When I talk about generational differences, I try to distinguish between the real stuff and the "hype." The hype is always judgmental, typically focuses on the negative, and usually blames a particular generation for being the source of a problem in the workplace. As an example, Millennials are often depicted as being overly "entitled." I hear things like:
- They just show up in the workplace and expect instant promotions and accolades
- They expect everything to be handed them on a silver platter
- They want us to cut their meat for them
- They want an award just for coming to work every day
- Everybody gets a trophy nowadays, and these new employees are spoiled
If we can push past this judgmental hype, we will discover a real issue. Millennials, I argue, were raised in a very child-focused environment–much more so than the generations before them. They were driven to play-dates, spent much more time in structured activities in "after-care" and in general were simply not permitted to roam the neighborhood as children like their Generation X and Boomer colleagues. Parents and other adults interacted with them much more directly when they were kids. Grownups today spend more time in the kids' world, than in previous generations. And yes, we do tend to give EVERYONE on the team a trophy and heavily emphasize positive feedback.

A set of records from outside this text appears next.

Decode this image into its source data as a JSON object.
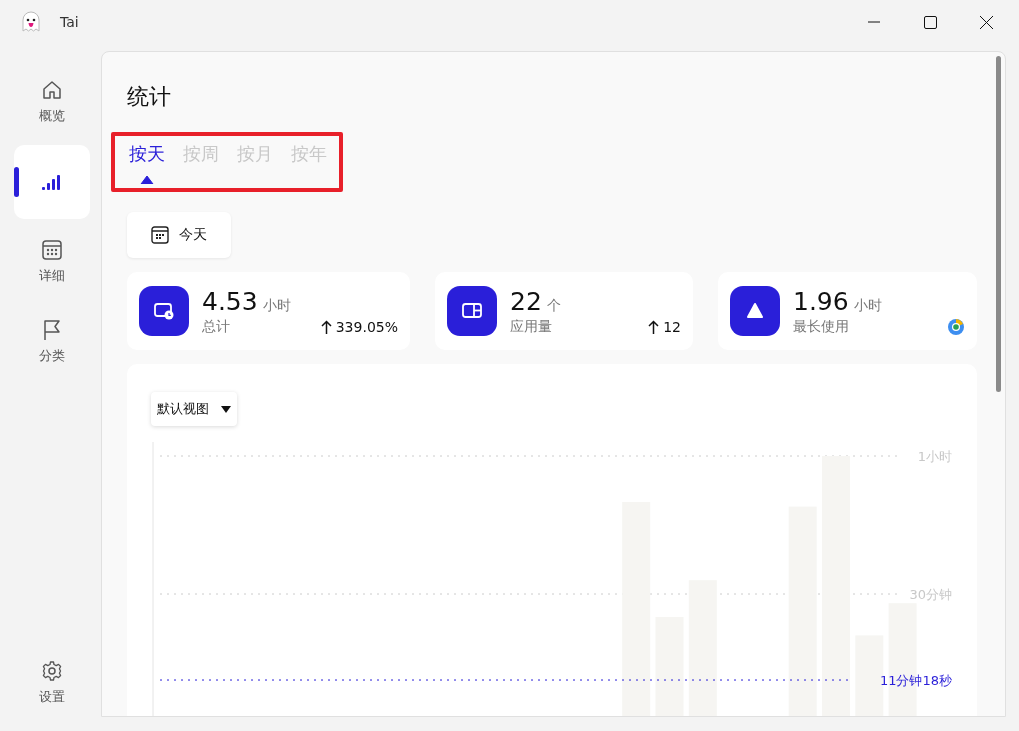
{
  "window": {
    "title": "Tai"
  },
  "sidebar": {
    "items": [
      {
        "kind": "home",
        "label": "概览",
        "selected": false
      },
      {
        "kind": "stats",
        "selected": true
      },
      {
        "kind": "calendar",
        "label": "详细",
        "selected": false
      },
      {
        "kind": "flag",
        "label": "分类",
        "selected": false
      }
    ],
    "footer": {
      "kind": "settings",
      "label": "设置"
    }
  },
  "page": {
    "title": "统计"
  },
  "tabs_highlighted": true,
  "tabs": [
    {
      "label": "按天",
      "selected": true
    },
    {
      "label": "按周",
      "selected": false
    },
    {
      "label": "按月",
      "selected": false
    },
    {
      "label": "按年",
      "selected": false
    }
  ],
  "date_button": {
    "label": "今天"
  },
  "stats": [
    {
      "kind": "total",
      "value": "4.53",
      "unit": "小时",
      "label": "总计",
      "change": "339.05%"
    },
    {
      "kind": "apps",
      "value": "22",
      "unit": "个",
      "label": "应用量",
      "change": "12"
    },
    {
      "kind": "longest",
      "value": "1.96",
      "unit": "小时",
      "label": "最长使用"
    }
  ],
  "view_dropdown": {
    "label": "默认视图"
  },
  "chart": {
    "gridline_labels": [
      "1小时",
      "30分钟"
    ],
    "average_label": "11分钟18秒"
  }
}
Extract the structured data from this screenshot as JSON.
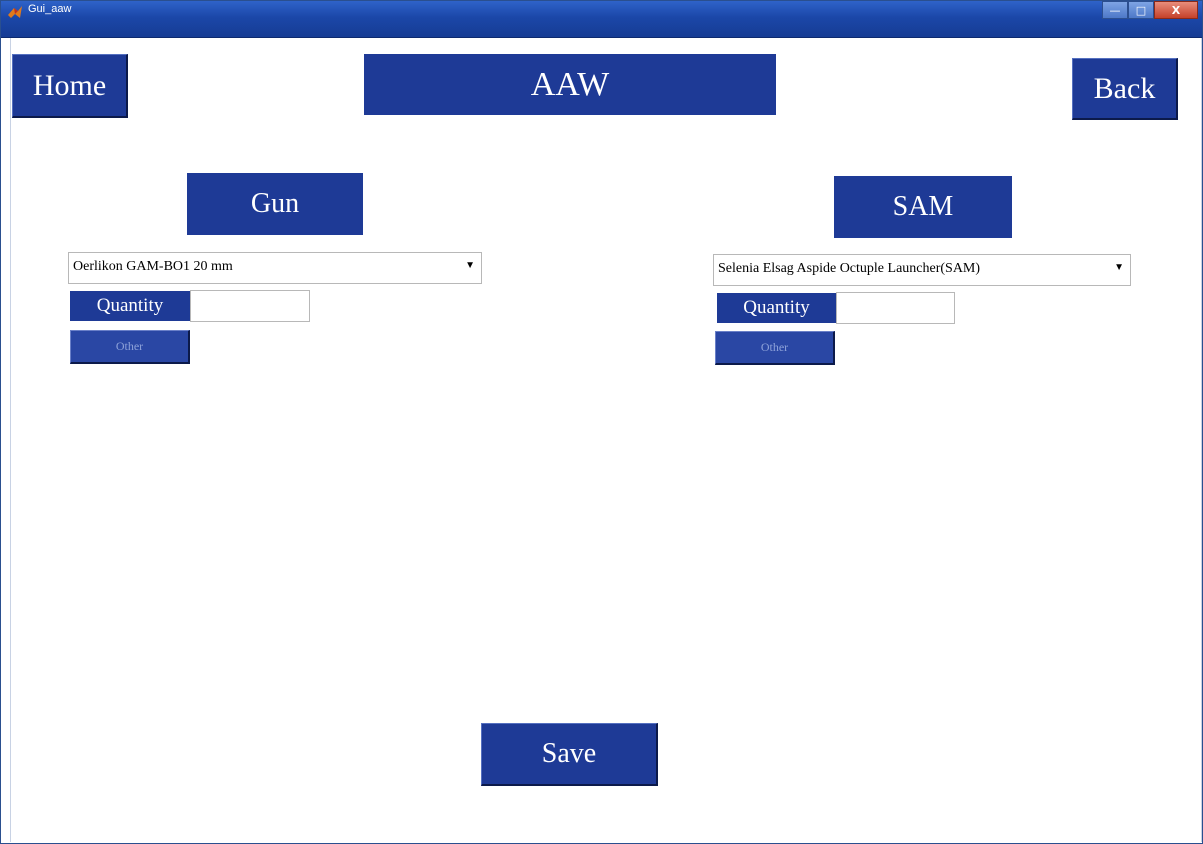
{
  "window": {
    "title": "Gui_aaw",
    "controls": [
      "—",
      "□",
      "X"
    ]
  },
  "header": {
    "home_label": "Home",
    "title": "AAW",
    "back_label": "Back"
  },
  "gun": {
    "heading": "Gun",
    "selected": "Oerlikon GAM-BO1 20 mm",
    "quantity_label": "Quantity",
    "quantity_value": "",
    "other_label": "Other"
  },
  "sam": {
    "heading": "SAM",
    "selected": "Selenia Elsag Aspide Octuple Launcher(SAM)",
    "quantity_label": "Quantity",
    "quantity_value": "",
    "other_label": "Other"
  },
  "footer": {
    "save_label": "Save"
  },
  "colors": {
    "panel_blue": "#1e3a96",
    "titlebar_blue": "#1b47a8",
    "background": "#ffffff"
  },
  "icons": {
    "app": "matlab-icon",
    "dropdown": "triangle-down-icon"
  }
}
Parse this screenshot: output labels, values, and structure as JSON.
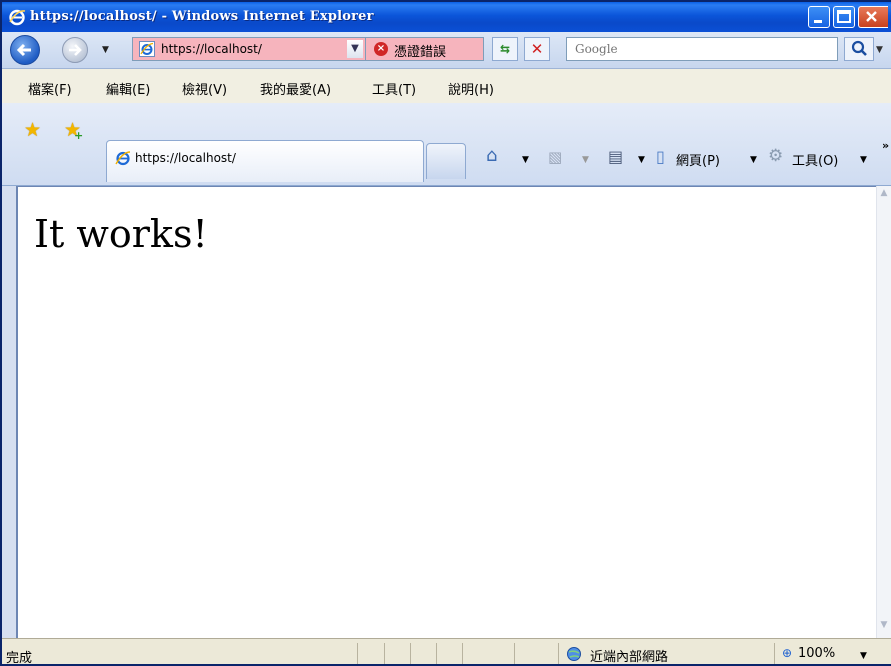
{
  "window": {
    "title": "https://localhost/ - Windows Internet Explorer"
  },
  "nav": {
    "address": "https://localhost/",
    "cert_error": "憑證錯誤",
    "search_placeholder": "Google"
  },
  "menu": {
    "items": [
      "檔案(F)",
      "編輯(E)",
      "檢視(V)",
      "我的最愛(A)",
      "工具(T)",
      "說明(H)"
    ]
  },
  "tabs": {
    "active_label": "https://localhost/"
  },
  "commands": {
    "page": "網頁(P)",
    "tools": "工具(O)"
  },
  "content": {
    "heading": "It works!"
  },
  "status": {
    "text": "完成",
    "zone": "近端內部網路",
    "zoom": "100%"
  },
  "colors": {
    "titlebar": "#0b55d9",
    "cert_error_bg": "#f6b4bd"
  }
}
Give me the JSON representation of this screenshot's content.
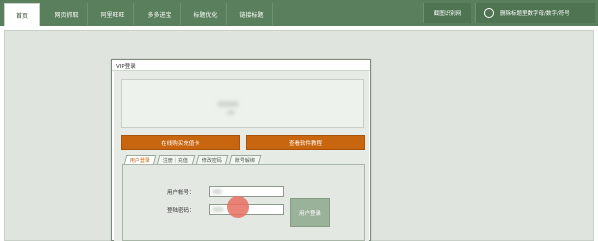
{
  "nav": {
    "items": [
      {
        "label": "首页",
        "active": true
      },
      {
        "label": "网页抓取",
        "active": false
      },
      {
        "label": "阿里旺旺",
        "active": false
      },
      {
        "label": "多多进宝",
        "active": false
      },
      {
        "label": "标题优化",
        "active": false
      },
      {
        "label": "链接标题",
        "active": false
      }
    ],
    "right_button": "截图识别网",
    "right_option": "删除标题里数字母/数字/符号"
  },
  "dialog": {
    "title": "VIP登录",
    "buttons": {
      "buy": "在线购买充值卡",
      "tutorial": "查看软件教程"
    },
    "tabs": [
      "用户登录",
      "注册｜充值",
      "修改密码",
      "账号解绑"
    ],
    "form": {
      "username_label": "用户帐号：",
      "password_label": "登陆密码：",
      "login_button": "用户登录"
    }
  },
  "colors": {
    "topbar": "#5a7f5c",
    "orange_button": "#c8650f",
    "stage_bg": "#dfe4de",
    "cursor_marker": "#e86e60"
  }
}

Does this child-focused upbringing make Millennials entitled? I don't think so. At one level, it simply conditioned them to expect more interaction from people at "higher" levels. That's what they had all their lives, why would they expect something different when they get to the workplace? It's not "entitled," it just is.
And maybe there is an upside of entitlement? At a training program I delivered this week, one participant more or less made the point in the first bullet above: that Millennials expect a reward for just showing up. Another participant, however suggested another view. He said that it can be a good thing that they expect to be rewarded for just showing up. If that's true, this participant argued, then they will likely be more comfortable in taking risks, trying new things, or innovating.
Think about it. Those of us (Boomers and Xers) who "know" that we need to stand out and perform in order to get rewarded are much more likely to be afraid of failing. Trying something new or risky may get avoided because if we stand out negatively, we DEFINITELY won't get a reward. We end up focused on the results we know our boss will like, which probably leads us down the path of producing the results that our organization is already getting, because those came from the programs that our bosses created.
Millennials, on the other hand, are less worried about recognition (they know they'll get it), so they have the freedom to try new things or take risks. It's an interesting perspective. I have not yet come across any research linking Millennials to increased risk taking (anyone have a citation for me?), but I think it's definitely possible. And it's a great example of the tremendous potential of an open-minded workplace when it comes to generations. As long as we see those "other" generations as problems, we will probably not even notice when they do good things–even better than we are doing. But when we are open to that possibility, the conversation shifts.